Mindfulness Based Stress Reduction in Chicago

Here is a brief meditation exercise you can experiment with to explore mindfulness of thoughts

“A thought is harmless unless we believe it.  It’s not our thoughts but our attachment to our thoughts that causes suffering.  Attaching to a thought means believing that it’s true, without inquiring.  A belief is a thought that we’ve been attaching to, often for years.”   Byron Katie.

As a teacher of meditation, I hear from friends and students that they cannot meditate because they can’t stop thinking.  Well, neither can I or any other human being – meditator or non-meditator.  

What is a thought? The ability to think is a necessary element of our lives. We need to plan, make decisions, and communicate.  Although a lot of our daily life is spent listening to our thoughts, how we respond to them or believe them has an impact on our ability to be kind to ourselves and others.  Oftentimes, when we have a recurring thought about ourselves (self judgement), we begin to believe the thought. That is just the way the brain works – each time this thought arises in your mind it becomes stronger.  So, it is easy to get caught up in self -criticism.

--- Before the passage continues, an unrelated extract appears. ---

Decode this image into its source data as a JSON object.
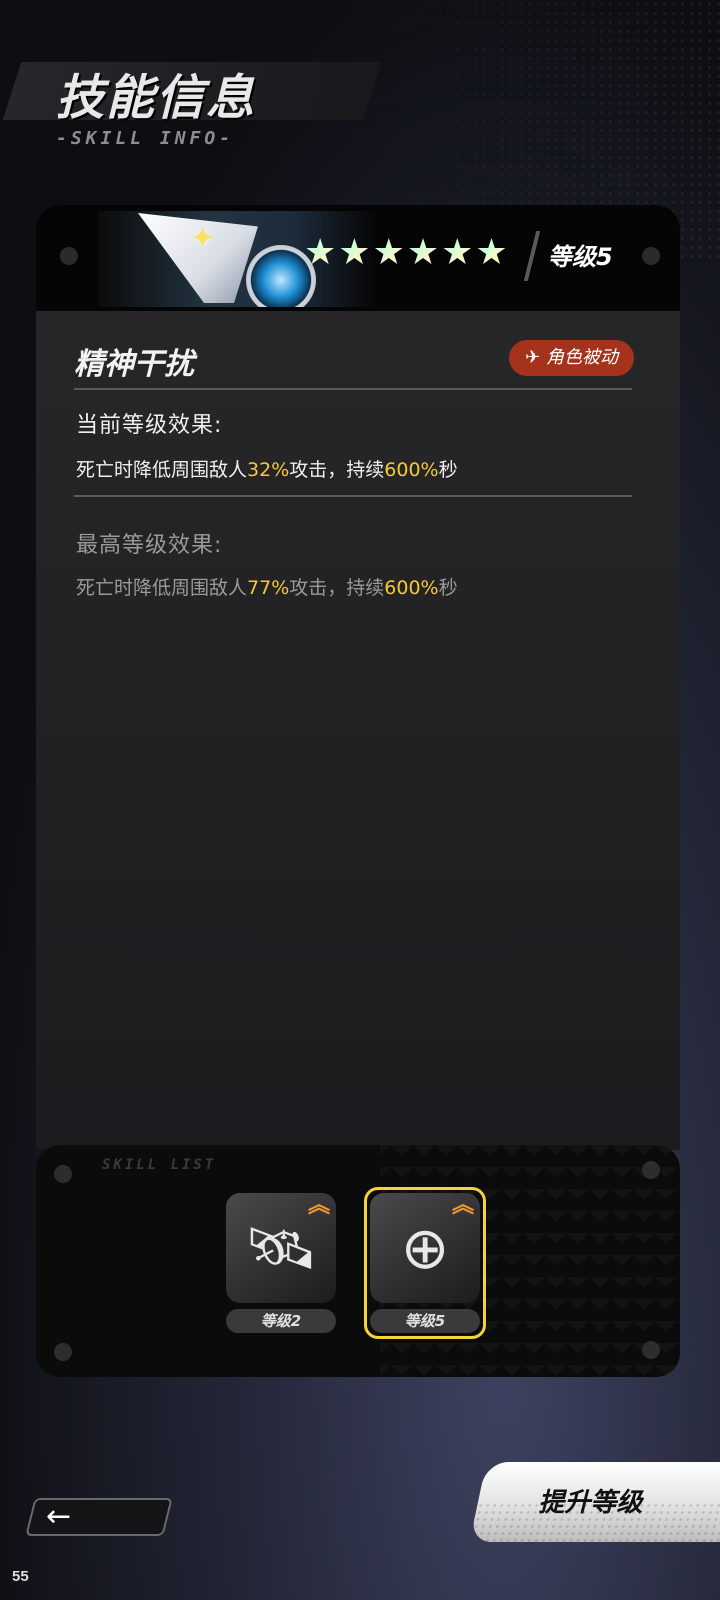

Thoughts are mental events that are often reactions to our environment.  For example, if you are anxious and someone cuts you off in traffic, your reaction may be to honk the horn, or communicate with angry gestures or words.  However, if you are in a happy mood, feeling good about yourself and someone cuts you off in traffic, you may be able to just let it be, without reacting to the minor disturbance.  

Thoughts are not facts, but they can easily affect mood. Thoughts can bring us down or bolster us up; and we can, through mindfulness practices that help us to observe our thoughts, increase our capacity to be less reactive and self- critical.  Observing your thoughts can be helpful for understanding where we get stuck in self judgement or worry.  

Here is a brief meditation exercise you can experiment with to explore mindfulness of thoughts and maybe you can become more aware of what you are thinking.

Exercise:  What am I Thinking?

Time: 10 + minutes

NOTE: One of the methods of developing mindfulness of thoughts and thinking is to note when thinking and thoughts take you away from your breath, or another attentional object of meditation.  If you have explored mindfulness practices that focus on the breath or body, thoughts and thinking take you away from the object of attention.  In this exercise, we will note the content of the thoughts that distract you.  Remember it is the nature of mind to think a lot and that you are not doing anything wrong when this happens.  Rather, you are developing the capacity to see the thoughts as they come and go. As observable events.  Try this practice several times over the next week, or as often you like.

1). Determine the length of time you would like to meditate.  Ten minutes or more is recommended.  Set a timer if you like.

2). Begin by coming to a comfortable seated position in a chair, on a cushion, or laying down if that is best for you to find stillness and ease in your body. Lowering your gaze or closing your eyes.  Turn your attention inward.  

3). Begin by taking 3-5 conscious breathes, a little deeper and fuller than natural to help direct your attention inside and relax into stillness.

4). Feel your body and notice if it is comfortable.  Adjust as you need to find ease and comfort.

5). Begin to pay attention to the natural breath and focus on sensing the movement of breath in and out of your body for a few minutes.

6). When you notice that the focus of attention on the breath has wandered, notice what distracted you.  It may be a sound, or a body sensation, or a thought.

7). As you notice what the thoughts are that drew your attention away, label it or categorize it:  Is it a memory?  Is it about the future?  Is it a worry?  Is it a judgement?

8). Return your focus to the breath.  

9). Continue to note and observe your thoughts for the remainder of the practice, returning to your breath each time.

Reflect: After you practice this exercise several times consider:
     -What types of thoughts are common for you?
     -Are you able to let a thought go?
     – What types of thoughts are harder to let go?